» **TASK ITEM**
What lines in the entries below contain the word "route"? Copy all of them.

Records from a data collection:
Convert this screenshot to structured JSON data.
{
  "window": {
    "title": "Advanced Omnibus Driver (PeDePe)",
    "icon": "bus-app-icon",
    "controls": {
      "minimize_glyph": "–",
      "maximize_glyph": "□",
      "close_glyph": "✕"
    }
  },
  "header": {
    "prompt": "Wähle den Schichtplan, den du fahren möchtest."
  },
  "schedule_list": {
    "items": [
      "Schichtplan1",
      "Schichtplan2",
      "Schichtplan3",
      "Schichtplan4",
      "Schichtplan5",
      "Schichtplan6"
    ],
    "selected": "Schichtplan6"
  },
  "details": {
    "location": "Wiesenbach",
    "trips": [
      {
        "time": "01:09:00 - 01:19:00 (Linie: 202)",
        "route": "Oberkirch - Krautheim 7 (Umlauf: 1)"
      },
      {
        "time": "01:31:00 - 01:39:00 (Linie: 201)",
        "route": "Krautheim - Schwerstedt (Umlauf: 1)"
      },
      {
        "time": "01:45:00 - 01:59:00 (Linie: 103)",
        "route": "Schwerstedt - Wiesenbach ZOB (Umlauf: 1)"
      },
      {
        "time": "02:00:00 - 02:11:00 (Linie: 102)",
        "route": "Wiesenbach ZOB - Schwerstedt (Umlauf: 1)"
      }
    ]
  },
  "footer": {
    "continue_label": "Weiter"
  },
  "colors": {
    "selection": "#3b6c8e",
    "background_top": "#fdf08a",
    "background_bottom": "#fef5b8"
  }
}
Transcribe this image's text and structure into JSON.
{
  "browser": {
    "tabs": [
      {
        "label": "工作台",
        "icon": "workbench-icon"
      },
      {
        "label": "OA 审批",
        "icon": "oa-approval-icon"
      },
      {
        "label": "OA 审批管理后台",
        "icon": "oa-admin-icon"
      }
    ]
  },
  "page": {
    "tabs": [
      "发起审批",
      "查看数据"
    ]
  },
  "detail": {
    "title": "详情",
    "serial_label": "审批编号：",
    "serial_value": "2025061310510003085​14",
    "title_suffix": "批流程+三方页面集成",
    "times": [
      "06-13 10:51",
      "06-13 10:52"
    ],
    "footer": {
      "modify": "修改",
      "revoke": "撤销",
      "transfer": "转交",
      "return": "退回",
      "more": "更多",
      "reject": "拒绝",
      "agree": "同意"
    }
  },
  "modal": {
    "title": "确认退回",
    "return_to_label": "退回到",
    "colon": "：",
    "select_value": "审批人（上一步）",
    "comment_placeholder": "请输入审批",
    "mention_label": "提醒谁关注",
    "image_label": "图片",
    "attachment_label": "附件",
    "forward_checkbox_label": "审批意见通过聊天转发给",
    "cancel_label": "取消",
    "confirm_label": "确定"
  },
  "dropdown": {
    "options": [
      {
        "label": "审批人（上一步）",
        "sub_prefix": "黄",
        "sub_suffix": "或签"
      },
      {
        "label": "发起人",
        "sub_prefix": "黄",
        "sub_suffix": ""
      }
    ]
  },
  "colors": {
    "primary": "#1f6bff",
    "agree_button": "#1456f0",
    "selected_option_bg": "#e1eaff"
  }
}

» **RESULT OF THIS EXERCISE**
        "route": "Oberkirch - Krautheim 7 (Umlauf: 1)"
        "route": "Krautheim - Schwerstedt (Umlauf: 1)"
        "route": "Schwerstedt - Wiesenbach ZOB (Umlauf: 1)"
        "route": "Wiesenbach ZOB - Schwerstedt (Umlauf: 1)"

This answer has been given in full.